“I remember using the tip of soda bottles to satisfy my curiosity about sex, as displayed by my mother and the different sites I visited. I almost lost my life in a bid to get satisfaction but I am slowly but surely healing from the addiction,” Diana said as she broke down.


During school holidays, Diana would sneak out of their house to meet a man who would pay her for ‘sexual favours’. In her opinion, her mother never paid attention to those she interacted with, and this made her less guilty about her actions.

In her early twenties, she introduced pornography to her friends, who embraced the addiction, too. By involving her friends, Diana was content, as she had people to talk to about her sex life that she wishes her mother had talked with her about.

The TeenSpeak report also revealed that in every 10 students, only five have discussed sex-related matters at least once in the past 12 months.

Going without sex is like a disease for me. I cannot think straight without it. My late mother gave me too much freedom. If I had been forewarned, I would not be dealing with the consequences of my actions now

At least 49 per cent of male students and 31 per cent of female students have not had a single discussion on sexual matters in the past 12 months.

As for Diana, talking about sex is an important segment in the growth of a teenager. “I will ensure my daughter has lots of knowledge on sex and the effects pornography can have on an individual,” she says.

 Millicent Akeyo, a parent said, “I have not been addicted to pornography before but I know how detrimental its effects can get. I purposed a few years ago to feed my teenage daughter with knowledge on sex and pornography. I also encourage her to be open about her sexual life.”

As for Alex, pornography addiction killed his social life completely, as he was always behind closed doors and in dark places. Agemates found him unapproachable and highly irritable.

He is now out of school for a year, as he was performing poorly and could not concentrate in class. The addiction has had a negative effect on his studies.

“I hope to do better in my studies next year after undergoing counselling this whole year,” he said.

For Diana, pornography addiction escalated to a whole new addiction, sex addiction. She is now at a point that she cannot go for two days without sex.


Far from other addictions, pornography highly blossoms in solitude and secrecy. External intervention and detection, therefore, become increasingly difficult.

Silas Kirinya, a psychologist and CEO at Amazon Counselling Center, said pornography addiction may lead to increased guilt, especially where one’s behaviour conflicts with held values. The intense constant guilt may lead to depression and even suicide.

Kirinya said it is natural to be sexual during puberty, as information is readily available on social media. Readily available safe sex information and protection accelerate sexual intercourse, as there is no fear of pregnancy or STDs.
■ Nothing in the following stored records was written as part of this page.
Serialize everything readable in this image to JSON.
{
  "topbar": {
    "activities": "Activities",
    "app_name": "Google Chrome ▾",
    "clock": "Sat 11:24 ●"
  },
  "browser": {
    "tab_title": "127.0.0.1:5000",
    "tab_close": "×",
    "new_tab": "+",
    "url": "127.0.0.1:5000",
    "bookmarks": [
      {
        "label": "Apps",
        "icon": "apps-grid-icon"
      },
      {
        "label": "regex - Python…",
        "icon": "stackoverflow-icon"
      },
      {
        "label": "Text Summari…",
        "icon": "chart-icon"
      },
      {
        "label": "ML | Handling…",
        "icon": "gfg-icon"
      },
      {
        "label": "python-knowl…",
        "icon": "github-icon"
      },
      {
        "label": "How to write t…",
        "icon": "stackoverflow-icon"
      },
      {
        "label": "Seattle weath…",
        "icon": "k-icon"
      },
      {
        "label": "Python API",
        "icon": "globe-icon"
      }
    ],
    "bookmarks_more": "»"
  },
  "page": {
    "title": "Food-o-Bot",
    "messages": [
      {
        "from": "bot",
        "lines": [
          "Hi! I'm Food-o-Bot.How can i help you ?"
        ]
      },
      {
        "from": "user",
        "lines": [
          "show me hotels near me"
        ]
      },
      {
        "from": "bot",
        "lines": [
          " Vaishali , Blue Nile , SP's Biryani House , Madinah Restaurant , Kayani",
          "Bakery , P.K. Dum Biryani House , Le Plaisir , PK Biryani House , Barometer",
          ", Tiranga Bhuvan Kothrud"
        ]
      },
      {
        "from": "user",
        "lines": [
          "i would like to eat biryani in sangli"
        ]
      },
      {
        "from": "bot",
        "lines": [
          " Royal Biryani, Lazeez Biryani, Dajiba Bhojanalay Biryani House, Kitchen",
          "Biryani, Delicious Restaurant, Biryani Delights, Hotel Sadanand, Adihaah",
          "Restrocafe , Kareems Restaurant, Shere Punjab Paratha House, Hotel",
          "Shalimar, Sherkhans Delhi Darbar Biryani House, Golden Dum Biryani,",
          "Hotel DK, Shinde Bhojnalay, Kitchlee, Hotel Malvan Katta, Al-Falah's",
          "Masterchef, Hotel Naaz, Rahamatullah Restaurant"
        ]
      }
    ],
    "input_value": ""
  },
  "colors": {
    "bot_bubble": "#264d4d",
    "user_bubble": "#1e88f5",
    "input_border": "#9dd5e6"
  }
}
Long-term effects of pornography include sexual dysfunction. One does not get sexually satisfied by another person, but porn personalities only. When your partner does not perform like a pornstar, interpersonal conflicts arise in a long-term relationship
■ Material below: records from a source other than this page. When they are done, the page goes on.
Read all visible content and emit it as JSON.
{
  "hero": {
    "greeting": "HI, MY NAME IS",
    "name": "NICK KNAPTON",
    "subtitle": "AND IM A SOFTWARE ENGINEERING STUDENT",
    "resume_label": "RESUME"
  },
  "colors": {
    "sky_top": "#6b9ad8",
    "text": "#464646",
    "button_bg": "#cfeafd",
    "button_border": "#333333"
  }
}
Kirinya added that pornography addiction leads to paedophile behaviour. If one has watched porn and no one is willing to have sex with them, children become an easy target, as they are helpless, defenceless and unable to identify the perpetrator. This criminal act could land one in jail.
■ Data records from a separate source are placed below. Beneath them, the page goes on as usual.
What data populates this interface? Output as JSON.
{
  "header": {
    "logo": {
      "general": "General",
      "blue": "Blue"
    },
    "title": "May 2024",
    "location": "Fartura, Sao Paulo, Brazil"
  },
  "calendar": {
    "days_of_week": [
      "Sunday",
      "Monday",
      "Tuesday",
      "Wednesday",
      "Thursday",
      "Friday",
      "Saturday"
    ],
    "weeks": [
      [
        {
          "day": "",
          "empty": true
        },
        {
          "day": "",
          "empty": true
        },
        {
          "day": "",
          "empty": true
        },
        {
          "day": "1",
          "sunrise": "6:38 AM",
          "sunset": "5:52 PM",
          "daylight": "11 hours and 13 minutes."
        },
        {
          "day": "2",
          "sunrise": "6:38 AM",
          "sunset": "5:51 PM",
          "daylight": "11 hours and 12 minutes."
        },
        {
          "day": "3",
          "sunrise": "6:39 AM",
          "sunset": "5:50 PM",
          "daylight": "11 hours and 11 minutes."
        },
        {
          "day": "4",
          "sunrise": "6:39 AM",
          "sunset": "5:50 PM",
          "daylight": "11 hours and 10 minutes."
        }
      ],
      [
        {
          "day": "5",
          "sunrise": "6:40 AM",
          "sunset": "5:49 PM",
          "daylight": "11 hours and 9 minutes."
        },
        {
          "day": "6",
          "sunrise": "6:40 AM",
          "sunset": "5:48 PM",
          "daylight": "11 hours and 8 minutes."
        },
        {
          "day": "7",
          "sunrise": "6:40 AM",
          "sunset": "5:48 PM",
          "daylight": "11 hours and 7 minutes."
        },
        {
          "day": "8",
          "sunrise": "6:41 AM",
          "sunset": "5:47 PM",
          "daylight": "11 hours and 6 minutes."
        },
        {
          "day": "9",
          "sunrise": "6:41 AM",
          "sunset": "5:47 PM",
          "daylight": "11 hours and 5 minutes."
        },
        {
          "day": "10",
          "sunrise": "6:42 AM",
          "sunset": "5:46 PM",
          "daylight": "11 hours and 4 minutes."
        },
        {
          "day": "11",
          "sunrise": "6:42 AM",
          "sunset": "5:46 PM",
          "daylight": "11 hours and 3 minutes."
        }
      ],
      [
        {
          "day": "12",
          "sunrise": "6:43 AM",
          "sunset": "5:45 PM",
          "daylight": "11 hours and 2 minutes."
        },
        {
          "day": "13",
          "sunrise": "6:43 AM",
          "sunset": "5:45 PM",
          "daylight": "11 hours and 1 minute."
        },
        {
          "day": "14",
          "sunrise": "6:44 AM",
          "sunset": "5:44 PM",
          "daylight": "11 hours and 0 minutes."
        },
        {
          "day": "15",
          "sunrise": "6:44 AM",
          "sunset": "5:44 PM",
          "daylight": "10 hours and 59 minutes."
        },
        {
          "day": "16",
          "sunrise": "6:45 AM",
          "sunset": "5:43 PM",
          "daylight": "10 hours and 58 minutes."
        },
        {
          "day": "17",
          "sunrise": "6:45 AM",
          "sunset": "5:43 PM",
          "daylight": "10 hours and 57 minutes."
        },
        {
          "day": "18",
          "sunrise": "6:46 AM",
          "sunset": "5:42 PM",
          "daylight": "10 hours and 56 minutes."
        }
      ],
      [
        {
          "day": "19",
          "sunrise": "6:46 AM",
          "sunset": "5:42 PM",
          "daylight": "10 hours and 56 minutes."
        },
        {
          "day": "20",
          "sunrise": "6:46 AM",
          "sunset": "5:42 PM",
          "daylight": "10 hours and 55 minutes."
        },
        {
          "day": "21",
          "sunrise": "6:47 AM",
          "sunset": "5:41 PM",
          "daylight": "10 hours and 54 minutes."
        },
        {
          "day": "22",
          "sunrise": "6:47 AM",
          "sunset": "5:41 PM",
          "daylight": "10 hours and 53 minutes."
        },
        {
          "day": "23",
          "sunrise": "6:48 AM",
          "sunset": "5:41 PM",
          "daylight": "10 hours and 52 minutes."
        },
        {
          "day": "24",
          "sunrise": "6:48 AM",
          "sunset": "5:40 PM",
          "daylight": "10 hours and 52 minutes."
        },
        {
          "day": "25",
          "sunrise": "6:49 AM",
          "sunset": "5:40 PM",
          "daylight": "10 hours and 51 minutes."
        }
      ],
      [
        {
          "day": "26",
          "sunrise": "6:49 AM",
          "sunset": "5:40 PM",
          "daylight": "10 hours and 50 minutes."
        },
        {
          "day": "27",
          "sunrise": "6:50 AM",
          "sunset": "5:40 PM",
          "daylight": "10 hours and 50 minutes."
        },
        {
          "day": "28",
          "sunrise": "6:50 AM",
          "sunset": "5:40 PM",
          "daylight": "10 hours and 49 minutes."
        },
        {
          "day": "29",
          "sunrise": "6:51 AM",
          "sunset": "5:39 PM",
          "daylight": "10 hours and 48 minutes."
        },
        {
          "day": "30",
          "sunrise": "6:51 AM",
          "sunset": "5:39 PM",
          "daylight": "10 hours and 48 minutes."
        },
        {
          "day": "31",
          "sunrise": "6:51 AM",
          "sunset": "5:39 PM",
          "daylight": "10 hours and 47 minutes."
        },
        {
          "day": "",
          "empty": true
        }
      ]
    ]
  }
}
Peter Njagi, a psychiatrist and former in-charge Mathare Mental hospital said, “This is a time bomb. Addicts are unable to deal with problems, as they have difficulties forming social relationships, leading to depression, anxiety and drug abuse. Parents to addicts and the addicts themselves should seek help from professionals.” 

Adolescents ought to be more cautious to avoid falling into the same addiction trap.

WATCH: The latest videos from the Star